The past few days have been really strange; I've been burning a lot of palo santo to ward off all the virus demons, and also I just like the smell. I pivot between answering e-mails, to finding creative ways to make painting shipments happen on time, to contemplating the impending collapse of society, and then eventually I take a bath. Last night after my bath I ate pasta and sardines, and inhaled a beer and then fell asleep. I’m glad I live in the Mediterranean because there’s such a wonderful food culture that’s really comforting when I feel indulgent or melancholic. I don't know how anyone is maintaining a normal schedule in the midst of this thing; I feel like I’m spending a lot of time eating, masturbating, and cuddling with my cat.
THINGS FROM FRIENDS
I've been walking around my house naked a lot, because no one is coming over and I don't know when I'm leaving, so I figure it's a good time to air out my vagina or whatever. I've been trying to organize things in my house, and found a bunch of stuff from friends (does anyone remember friends?)... a zine that my friend Dana gave me like two years ago, a postcard that my friend Glori left me when she came to visit in 2018, my friend Olivia's plane ticket when she flew here from London, and a photo of me that my friend Johnny took on my last trip to LA. Theres so much stuff that normally feels like clutter that I'm so thankful to have now; I'll probably build a shrine to my friends on Quarantine Week 3.
LONGING FOR OUTSIDE
Not that this an object, but something that I really treasure now that I'm confined to my house is time outside. I can’t go for runs anymore (I went on two while we had a curfew), so I finally made it up to my rooftop after living here for two years; I had to climb up from the balcony off of my bedroom. I’m thinking this can be the quarantine setting for sunset cocktails and lunches on a warm day.
Most of the pieces I wear day-to-day were passed down from my grandmothers, aunts, and my mom. I wear almost all of this every day, and I’m kind of annoyed that I lost these platinum hoops my mom gave me when I was 14. I love this little jade ring that sits on top of my ring finger knuckle, it was a gift from my Aunt Vicki.

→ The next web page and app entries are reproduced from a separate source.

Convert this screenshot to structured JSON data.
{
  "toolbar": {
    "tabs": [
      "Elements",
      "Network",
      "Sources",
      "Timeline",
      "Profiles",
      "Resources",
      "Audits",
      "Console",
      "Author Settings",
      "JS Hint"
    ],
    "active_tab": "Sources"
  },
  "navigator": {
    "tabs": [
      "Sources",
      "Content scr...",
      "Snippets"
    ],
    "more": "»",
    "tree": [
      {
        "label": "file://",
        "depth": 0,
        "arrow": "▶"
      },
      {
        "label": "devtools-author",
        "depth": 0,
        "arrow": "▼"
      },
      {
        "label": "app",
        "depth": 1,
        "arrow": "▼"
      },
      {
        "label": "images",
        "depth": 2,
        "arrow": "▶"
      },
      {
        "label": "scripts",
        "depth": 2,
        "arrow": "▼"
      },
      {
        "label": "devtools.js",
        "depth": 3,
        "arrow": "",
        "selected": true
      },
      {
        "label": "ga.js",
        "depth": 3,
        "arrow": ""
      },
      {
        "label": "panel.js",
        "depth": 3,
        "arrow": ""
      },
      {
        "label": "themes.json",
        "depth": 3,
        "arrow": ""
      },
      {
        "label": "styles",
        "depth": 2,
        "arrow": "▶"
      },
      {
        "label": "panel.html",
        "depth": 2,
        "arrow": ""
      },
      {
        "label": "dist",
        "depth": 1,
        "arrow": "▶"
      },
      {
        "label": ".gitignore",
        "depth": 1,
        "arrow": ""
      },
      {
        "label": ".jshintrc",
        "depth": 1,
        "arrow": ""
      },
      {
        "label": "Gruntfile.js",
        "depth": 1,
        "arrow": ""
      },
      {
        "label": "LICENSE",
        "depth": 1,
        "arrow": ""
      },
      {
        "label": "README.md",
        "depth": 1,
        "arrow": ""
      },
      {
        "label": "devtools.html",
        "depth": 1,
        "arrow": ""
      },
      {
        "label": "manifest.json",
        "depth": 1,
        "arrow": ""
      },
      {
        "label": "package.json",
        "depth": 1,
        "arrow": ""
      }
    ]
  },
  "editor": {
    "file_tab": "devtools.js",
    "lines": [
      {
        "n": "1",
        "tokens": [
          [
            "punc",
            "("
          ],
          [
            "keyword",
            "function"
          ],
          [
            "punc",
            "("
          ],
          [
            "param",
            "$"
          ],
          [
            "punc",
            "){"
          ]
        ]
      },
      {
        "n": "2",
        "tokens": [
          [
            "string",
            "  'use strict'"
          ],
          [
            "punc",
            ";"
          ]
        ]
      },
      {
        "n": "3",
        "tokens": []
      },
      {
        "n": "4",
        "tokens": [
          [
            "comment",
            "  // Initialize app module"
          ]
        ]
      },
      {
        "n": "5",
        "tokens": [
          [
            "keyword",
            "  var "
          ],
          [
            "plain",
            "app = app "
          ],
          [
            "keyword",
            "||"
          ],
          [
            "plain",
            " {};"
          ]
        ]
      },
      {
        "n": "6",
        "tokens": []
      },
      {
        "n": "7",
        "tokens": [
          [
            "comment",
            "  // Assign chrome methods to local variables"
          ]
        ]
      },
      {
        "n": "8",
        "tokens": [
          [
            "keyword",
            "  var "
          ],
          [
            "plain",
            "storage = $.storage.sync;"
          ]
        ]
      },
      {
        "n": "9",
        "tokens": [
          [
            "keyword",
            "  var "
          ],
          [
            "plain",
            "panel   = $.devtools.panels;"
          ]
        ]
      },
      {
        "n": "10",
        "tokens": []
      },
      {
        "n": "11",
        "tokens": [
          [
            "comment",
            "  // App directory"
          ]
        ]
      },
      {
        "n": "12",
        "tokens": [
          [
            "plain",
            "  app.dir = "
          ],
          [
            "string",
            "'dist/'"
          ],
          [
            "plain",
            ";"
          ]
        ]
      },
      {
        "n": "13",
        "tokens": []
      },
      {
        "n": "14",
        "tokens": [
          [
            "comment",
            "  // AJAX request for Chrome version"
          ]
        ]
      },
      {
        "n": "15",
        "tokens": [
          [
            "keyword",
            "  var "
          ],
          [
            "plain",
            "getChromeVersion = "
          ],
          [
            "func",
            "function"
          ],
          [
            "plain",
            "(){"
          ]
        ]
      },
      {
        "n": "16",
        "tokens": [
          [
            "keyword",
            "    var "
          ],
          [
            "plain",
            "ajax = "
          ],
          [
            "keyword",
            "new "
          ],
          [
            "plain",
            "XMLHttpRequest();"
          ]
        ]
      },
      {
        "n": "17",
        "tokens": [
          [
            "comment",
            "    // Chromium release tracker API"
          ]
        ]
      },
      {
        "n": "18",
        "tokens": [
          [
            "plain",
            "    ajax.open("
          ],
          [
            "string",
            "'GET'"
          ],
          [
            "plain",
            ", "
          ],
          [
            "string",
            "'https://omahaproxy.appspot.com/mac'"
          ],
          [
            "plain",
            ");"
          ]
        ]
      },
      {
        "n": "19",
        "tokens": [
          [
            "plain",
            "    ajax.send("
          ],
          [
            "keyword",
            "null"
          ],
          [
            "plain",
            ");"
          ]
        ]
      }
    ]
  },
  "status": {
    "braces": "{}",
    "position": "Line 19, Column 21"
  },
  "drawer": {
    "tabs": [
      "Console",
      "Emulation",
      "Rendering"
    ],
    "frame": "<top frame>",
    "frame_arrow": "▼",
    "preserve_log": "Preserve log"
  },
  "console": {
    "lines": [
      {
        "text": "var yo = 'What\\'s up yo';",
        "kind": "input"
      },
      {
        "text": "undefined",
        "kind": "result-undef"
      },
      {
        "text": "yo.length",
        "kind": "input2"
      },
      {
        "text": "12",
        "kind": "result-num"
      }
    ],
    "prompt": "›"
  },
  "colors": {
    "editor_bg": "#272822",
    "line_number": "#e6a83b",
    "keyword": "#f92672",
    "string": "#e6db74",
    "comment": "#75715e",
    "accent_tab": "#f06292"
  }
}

This Taurus necklace is a gift from my friend Dora’s mom when she visited from Finland. I’m fascinated with astrology lately, because I feel like it has permeated the zeitgeist in a way that transcends religion, at least for millennials.
I feel like the mix of reasonable amounts of comfort and heightened uncertainty breeds a lot of thoughts that one wouldn’t have under more normal circumstances, when you’re married to your regular obligations. And right now there aren’t really many negative repercussions for doing strange things instead of doing things you’re supposed to do. So I’ve been daydreaming about my post-apocalypse personalities, like wondering what versions of me exist in a world that’s slightly more Star Wars. Would my cat be my trusted sidekick? Also, Star Wars was filmed in the Tunisian Sahara, so perhaps this fictional version of me manifests itself as a result of my current geography. When I’m done braiding my hair I read Henry Miller’s The Cosmological Eye, which I found at Iliad Bookshop in The Valley. And these are my mom’s glasses from the 70s; I had them fitted with my prescription and I wear them because my optometrist tells me that my corneas are stressed out.
We grapple with consumerism everyday – we are a store that sells stuff that hates waste and too much stuff. So you can imagine the collective cognitive dissonance brewing around the KB office. Our mission, for ourselves and for our store, is to dial back the urge to consume mindlessly and voraciously for no other purpose than to own lots of stuff. The opposite of a throw-away culture – a society that feels connected enough to what they own to keep it, keep it nice, and pass it on. More simply put, people save things when they feel connected to them. For our new series, Show and Tell, we’re taking a different approach to the classic Q&A and asking friends, family and followers to introduce us to some of their things, and through those things learning a lot about the person behind the piece.